Aside from gyro support, the Sixaxis and DualShock 3 offer the following features over DualShock 2:

  • A very good D-pad
  • 10-bit precision analog sticks, and pressure sensitive buttons
  • Wireless connectivity using Bluetooth
  • Wired connectivity through a Mini B-type USB connector


Use DsHidMini. For wireless functionality, see BthPS3.

Sony's official driver for the controller, sixaxis.sys, was only released for the PlayStation Now service. If you have it installed, you may need to follow this guide to remove it.

For Windows 7 and 8, see SCP Driver Package.


Modern Linux kernels and Distros include support for Dualshock 3 controllers without any need to download additional programs.

External links[edit]

PCGamingWiki: DualShock 3

DualShock 4[edit]

The DualShock 4 is the standard PlayStation 4 controller.

Unlike its predecessor, which driver developers have described as "broken", Sony made the DualShock 4 better conformant to the Bluetooth spec, to the point where it can expose itself as a standard controller to any Bluetooth 2.1 + EDR receiver by entering its own pairing mode (hold down the PS Button + Share until the lightbar flashes white twice in succession). This mode does not expose the 3.5mm headphone jack and touchpad functionality over wireless, and functionality is still limited to software that natively supports the controller, but the core buttons and triggers work fine.

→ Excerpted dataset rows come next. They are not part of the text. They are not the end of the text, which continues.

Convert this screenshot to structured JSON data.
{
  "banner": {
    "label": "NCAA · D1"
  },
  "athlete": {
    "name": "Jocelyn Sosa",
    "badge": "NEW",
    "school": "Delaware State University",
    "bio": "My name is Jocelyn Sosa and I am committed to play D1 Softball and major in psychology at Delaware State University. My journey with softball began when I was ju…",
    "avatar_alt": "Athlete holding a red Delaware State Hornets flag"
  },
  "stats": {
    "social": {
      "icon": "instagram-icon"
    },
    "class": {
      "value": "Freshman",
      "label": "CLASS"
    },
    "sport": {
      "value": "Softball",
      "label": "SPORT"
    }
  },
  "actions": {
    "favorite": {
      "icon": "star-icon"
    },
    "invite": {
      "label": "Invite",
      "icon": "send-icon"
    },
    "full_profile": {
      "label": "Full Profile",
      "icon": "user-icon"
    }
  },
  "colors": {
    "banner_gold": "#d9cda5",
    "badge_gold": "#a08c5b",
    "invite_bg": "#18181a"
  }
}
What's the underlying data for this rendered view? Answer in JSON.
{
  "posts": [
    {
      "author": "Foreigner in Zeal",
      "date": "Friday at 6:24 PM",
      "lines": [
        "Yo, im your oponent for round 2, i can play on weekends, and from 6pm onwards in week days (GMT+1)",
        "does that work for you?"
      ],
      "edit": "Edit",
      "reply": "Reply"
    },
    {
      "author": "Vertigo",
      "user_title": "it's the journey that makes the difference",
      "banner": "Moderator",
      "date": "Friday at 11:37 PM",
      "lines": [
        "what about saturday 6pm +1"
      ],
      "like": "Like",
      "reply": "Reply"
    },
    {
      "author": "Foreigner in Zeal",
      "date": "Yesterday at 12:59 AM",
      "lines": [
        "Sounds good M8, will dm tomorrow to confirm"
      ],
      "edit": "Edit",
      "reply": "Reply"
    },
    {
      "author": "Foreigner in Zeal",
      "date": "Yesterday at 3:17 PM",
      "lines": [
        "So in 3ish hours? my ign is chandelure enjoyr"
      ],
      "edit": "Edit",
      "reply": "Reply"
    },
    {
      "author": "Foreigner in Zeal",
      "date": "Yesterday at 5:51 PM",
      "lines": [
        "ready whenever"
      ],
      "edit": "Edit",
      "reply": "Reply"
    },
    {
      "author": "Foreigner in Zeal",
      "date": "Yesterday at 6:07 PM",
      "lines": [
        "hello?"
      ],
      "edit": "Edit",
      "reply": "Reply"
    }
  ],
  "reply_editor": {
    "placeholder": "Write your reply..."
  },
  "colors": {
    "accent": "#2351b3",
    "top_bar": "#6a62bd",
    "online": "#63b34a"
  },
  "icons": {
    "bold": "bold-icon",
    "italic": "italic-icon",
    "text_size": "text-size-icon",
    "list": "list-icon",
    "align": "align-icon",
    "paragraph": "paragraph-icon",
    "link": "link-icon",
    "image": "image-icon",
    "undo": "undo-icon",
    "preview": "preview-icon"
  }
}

The official driver for the DualShock 4 only supports DirectInput. External programs are still needed to expose the controller through XInput.

Name Touchpad Lightbar USB Bluetooth Vibration Sixaxis Active Recommended
Steam Input
Official Wireless Adaptor [N 1]
SCP Driver Package
InputMapper (DSDCS)
DS4 to XInput
  1. Currently out of stock.


Forked from DS4Tool. A modified version of DS4-to-XInput that also allows for rudimentary Sixaxis mapping to XInput or keyboard keys. It also has a lot more mapping options, like setting up macros. The DualShock Exclusive Mode Tool might be necessary if your setup becomes unusable after updating to the Anniversary Update on Windows 10.
SCP Driver Package
Supports basic DS4 features, but reports of latency issues and dropped inputs due to the linked zadig tool. Official thread.
Steam Input
Has supported the DualShock 4 since December 2016, and uses the same technology they developed for their own Steam controller to translate controller inputs to XInput. The only downside is that one would have to add the emulators as non-Steam games, configure them from Big Picture mode, and launch them from Steam every time.
Formerly named "DSDCS", a fork of DS4Windows promising a clean, user-friendly GUI with plenty of options (mostly copied from J2K's DS4Windows), but is adware/donationware. Official thread.
The original wrapper for XInput that can also use the touchpad. However, it's no longer being maintained.


Bluetooth connection problems[edit]

Some Windows users have experienced problems with their DS4 controllers disconnecting from Bluetooth during the pairing process. This does not affect all users, but those who experience this issue can resolve it using these steps. (Perform these steps quickly or the controller will disconnect.)

  1. Initiate the pairing process by holding the Share button and the PS button until the light bar begins to flash white.
  2. Go through the usual steps to add a device through your Bluetooth settings, as simple as right-clicking the tray icon and selecting "Add a Device".
  3. When asked to select the device, right-click on the Wireless Controller and click Properties.
  4. In Bluetooth Services, check "Drivers for keyboard, mice, etc (HID)" and press Apply.
  5. Allow the drivers to install and complete the pairing process as normal.

Your controller should now remain connected via Bluetooth, allowing you to use wireless input where supported with the driver solutions listed above.

See also[edit]

External links[edit]